Women’s activism within the various tribal groups that make up Nigeria goes back centuries and many groups have legends of heroic female leaders like Amina of Zaria, Moremi of lfe, Emotan of Benin and Omu Okwel of Ossomari. Nana Asma’u of the Sokoto Caliphate (1793–1864) is a model for some African feminists to date.
The Nigerian women’s movement goes back to the 1928 Women’s War in south east Nigeria and work and activism of Funmilayo Kuti, Margaret Ekpo, Oyinkansola Abayomi, Janet Mokelu, and Gambo Sawaba throughout the 1940s, 50s and 60s. The National Council of Women’s Societies NCWS founded in 1958 to act as an umbrella organisation for a growing number of women’s led initiatives in Nigeria. The 1995 Beijing Conference spurred even more organisations empowering women and protecting their rights.
Feminism as an organised political platform for the emancipation of Nigeria women emerged in 1982 after the first Women in Nigeria Conference in Ahmadu Bello University in Zaria. Women In Nigeria WIN was established in 1983 as one of its outcomes. WIN was decidedly socialist and theoretical in sharp contrast to the populist state funded Better Life for Rural Women BLP set up by Maryam Babangida in 1986.

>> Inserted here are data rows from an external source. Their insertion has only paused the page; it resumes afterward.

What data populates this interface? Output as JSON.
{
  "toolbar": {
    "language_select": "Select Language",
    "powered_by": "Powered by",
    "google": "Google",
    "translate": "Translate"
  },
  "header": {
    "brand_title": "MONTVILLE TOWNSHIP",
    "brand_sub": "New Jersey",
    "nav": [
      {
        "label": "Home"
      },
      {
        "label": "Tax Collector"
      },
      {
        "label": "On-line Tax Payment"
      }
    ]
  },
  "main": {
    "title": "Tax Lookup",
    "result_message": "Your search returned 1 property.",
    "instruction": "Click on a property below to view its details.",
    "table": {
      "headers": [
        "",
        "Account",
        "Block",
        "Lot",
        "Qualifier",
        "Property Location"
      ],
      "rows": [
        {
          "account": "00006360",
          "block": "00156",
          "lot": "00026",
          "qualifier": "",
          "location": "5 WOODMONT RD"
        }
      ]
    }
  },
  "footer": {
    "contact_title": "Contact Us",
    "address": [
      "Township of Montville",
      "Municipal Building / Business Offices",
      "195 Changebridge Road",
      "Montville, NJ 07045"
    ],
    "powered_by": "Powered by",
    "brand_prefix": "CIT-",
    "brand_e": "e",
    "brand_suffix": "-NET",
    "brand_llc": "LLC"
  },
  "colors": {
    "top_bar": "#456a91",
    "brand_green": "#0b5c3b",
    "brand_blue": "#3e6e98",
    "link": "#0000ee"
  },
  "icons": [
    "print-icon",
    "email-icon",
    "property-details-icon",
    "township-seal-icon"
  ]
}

WIN criticised BLP for being elitist and not representative or helpful to rural women. Nevertheless, BLP put women’s issues in the spotlight at all levels of the national discourse and had more popular grassroots support than WIN. Bene Madunagu, makes a similar distinction between the Nigerian women’s movement and Nigerian feminism here.
Since the emergence of WIN, Nigerian feminism and the Nigerian women’s movement have continued to develop side by side, frequently over lapping and working together to achieve legislative, political and policy objectives but never merging. The Nigerian Feminist Forum was created in 2006 and unequivocally supports LGBTQ rights and women’s right to abortion.
The Nigerian women’s movement includes gender and women’s rights activists, religious, political, professional and cultural women’s groups that provide protection, services and support to women and girls (as well as a good dose of indoctrination), women focused and women led NGOs and CBOs. More on Nigerian women’s modern political activism here.
Fumni Kuti and Margeret Ekpo worked closely with market women. Madam Alimotu Pelewura was powerful enough to resist the colonial government in the 1940s. Today, the powerful market women’s associations found in southern Nigeria are mostly absent from the Nigerian women’s movement. During the 1984 WIN conference in Ibadan they disagreed with the more radical organisers over polygamy, a patriarchal practice they insisted empowered them as traders and entrepreneurs.
The most powerful market women associations in Nigeria have been assimilated by the male dominated patriarchal political structure.